Feeding dams and sires correctly is vital to producing healthy litters of pups. It is vital to feed a good-quality dog food that is complete and balanced. However food intake will vary according to age, activity, body metabolism, and environment. If possible, each dog should be fed as an individual to achieve and maintain normal body condition.
Healthy Dogs Produce Healthy Pups
The body condition of breeding dams and sires is also important. Overweight males may be physiologically and anatomically inefficient for mating while overweight females can have lower conception rates and more problems during whelping.
Regardless of breed, a bitch should be at least one year of age and must be in at least her second heat, before she is bred.
Feeding during pregnancy
Puppies do not grow consistently during pregnancy. Only 5% of their growth occurs during the first and second trimester of the 9-week pregnancy. The balance of their growth happens in the last three weeks. During this last trimester, the puppies' need for protein, minerals and other nutrients grows dramatically, and you therefore need to feed the mother accordingly. As the growing puppies' needs change, so do those of their mother.
During her first six weeks of pregnancy, a bitch will eat fairly normally, but during the last three weeks you should switch her diet to a good quality puppy food, since you are effectively feeding the puppies through their mother. The mother should be allowed to eat all the food she wants during this final trimester. However her food intake will also depend on how many pups she is carrying. If she has two pups to feed, she will require less food than if she has 10 pups to nurture. It is advisable to consult your vet who will recommend a feeding schedule based on the number of puppies due to be born.
If your bitch's body condition begins to deteriorate at all, take steps to increase her food intake. Try moistening dry food with warm water to improve palatability, or add small amounts of canned dog food to the dry food and feed her several times a day.
As whelping nears, the female will likely lose her appetite. This is normal and unless she appears to have a health problem, no change in her feeding program is necessary. Refusing food during the ninth week is an indication that whelping will occur within the next 24 to 48 hours.
Within 24 hours of giving birth a female's appetite will usually return.
The importance of water
During reproduction, water carries nutrients to the developing foetus and removes wastes for elimination. Water helps to regulate body temperature and is critical in milk production.
Keeping water bowls clean and changing water frequently will encourage water consumption. Fresh water in a clean bowl should always be available.
Feeding During lactation (nursing)
Once the puppies are born, continue feeding the mother high-protein puppy food as she will now need the additional nutrients for nursing. It will also make it easier to wean the puppies onto the correct food, since they will copy their mother while she is eating.

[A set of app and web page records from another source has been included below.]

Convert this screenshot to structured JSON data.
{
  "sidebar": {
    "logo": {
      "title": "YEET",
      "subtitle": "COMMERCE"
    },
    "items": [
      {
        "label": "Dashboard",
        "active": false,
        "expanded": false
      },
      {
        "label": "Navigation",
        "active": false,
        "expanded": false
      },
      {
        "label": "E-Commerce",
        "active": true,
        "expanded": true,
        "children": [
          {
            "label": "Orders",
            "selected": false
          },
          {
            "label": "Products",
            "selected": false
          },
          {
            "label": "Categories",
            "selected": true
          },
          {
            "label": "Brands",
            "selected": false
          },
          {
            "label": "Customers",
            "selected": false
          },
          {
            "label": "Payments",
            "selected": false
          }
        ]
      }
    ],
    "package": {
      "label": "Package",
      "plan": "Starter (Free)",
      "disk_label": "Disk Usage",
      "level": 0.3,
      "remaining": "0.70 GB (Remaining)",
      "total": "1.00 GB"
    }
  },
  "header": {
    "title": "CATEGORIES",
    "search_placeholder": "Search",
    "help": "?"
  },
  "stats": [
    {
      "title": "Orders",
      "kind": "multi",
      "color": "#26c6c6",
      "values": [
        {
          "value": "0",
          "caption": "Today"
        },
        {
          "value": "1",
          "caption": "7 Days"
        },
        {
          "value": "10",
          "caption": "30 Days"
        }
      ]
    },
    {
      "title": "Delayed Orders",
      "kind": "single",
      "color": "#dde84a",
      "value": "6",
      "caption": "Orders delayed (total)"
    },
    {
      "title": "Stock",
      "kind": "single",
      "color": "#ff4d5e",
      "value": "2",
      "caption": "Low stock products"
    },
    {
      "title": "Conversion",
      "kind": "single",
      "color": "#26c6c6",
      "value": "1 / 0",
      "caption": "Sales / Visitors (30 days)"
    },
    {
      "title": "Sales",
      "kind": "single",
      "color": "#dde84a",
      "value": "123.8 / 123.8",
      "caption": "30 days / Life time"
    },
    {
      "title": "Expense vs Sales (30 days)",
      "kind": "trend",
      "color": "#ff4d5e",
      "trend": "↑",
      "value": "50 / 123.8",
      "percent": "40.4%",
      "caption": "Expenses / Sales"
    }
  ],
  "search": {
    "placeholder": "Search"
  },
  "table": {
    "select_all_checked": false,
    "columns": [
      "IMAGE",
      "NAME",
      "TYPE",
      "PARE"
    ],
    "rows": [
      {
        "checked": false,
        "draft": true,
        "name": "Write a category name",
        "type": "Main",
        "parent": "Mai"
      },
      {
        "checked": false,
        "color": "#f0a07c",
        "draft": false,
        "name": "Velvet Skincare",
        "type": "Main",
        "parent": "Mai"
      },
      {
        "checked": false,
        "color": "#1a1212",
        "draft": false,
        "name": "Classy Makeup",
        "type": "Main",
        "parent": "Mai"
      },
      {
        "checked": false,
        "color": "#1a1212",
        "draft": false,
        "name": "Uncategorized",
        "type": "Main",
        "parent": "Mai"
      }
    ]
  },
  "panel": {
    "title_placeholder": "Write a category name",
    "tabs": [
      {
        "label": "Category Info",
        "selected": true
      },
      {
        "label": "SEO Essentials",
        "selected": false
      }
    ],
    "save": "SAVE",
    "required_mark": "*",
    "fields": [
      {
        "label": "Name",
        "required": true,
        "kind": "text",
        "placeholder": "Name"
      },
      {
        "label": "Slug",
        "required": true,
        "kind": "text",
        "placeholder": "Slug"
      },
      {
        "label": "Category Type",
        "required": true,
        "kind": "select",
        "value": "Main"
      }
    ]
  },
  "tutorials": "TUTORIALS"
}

Milk production is one of the most nutritionally demanding stages in a female's life, so you must ensure she is eating enough. The demand for milk by nursing puppies will continue to increase for about 20 to 30 days.
At peak lactation (3-5 weeks), the female's food intake may be two to four times above her normal food intake, depending on the number of puppies she is nursing. Very attentive females will rarely leave their puppies and often need encouragement to eat and drink. To maintain good body condition and provide ample amounts of milk for the puppies, nursing bitches should be allowed all the food they want.
Try moistening dry dog food with water to help increase food intake during lactation. At about 3-4 weeks of age, the puppies will start nibbling solid food. As they begin to eat more puppy food, the demand on their mother for milk production will decrease.
The mother will also start weaning her pups between six and eight weeks, and will remove herself from them for longer periods of time. During this time, her milk will begin drying up. Remember that puppies can only be fully weaned when they are eating enough solid food, so keep increasing their food intake. By feeding the pups a good quality puppy food, will ensure they grow up to be healthy with a lower pre-disposition to illness. (For more information, see our article called Feeding your puppy correctly.)
By this time the mother's food consumption will be less than 50 percent above her normal maintenance level. Once the puppies are fully weaned, and the mother's appetite is back to pre-pregnancy, you may need to feed her additional food to restore her condition.
Puppies should not be removed from their mothers earlier than 8 weeks because important socialisation lessons occur between six and eight weeks. Some breeders will not allow their pups to go until they are 10 weeks old.
A note about sterilization
If you are not planning to breed, consider having your puppy sterilised, which should be done at about six months of age.
Sterilisation often stops male dogs from marking their territory inside the house, and it usually decreases aggressive behaviour.
Contrary to the myth, sterilised animals do not become fat as a result of the operation. However their decreased activity and metabolism can lead to weight gain, so it is important to watch their food intake. Monitor your dog's weight and food intake to ensure he or she does not become fat by overeating. Remember, that like people, dogs need to balance their energy intake with their energy expenditure. If they eat more than their bodies need, they will put up weight.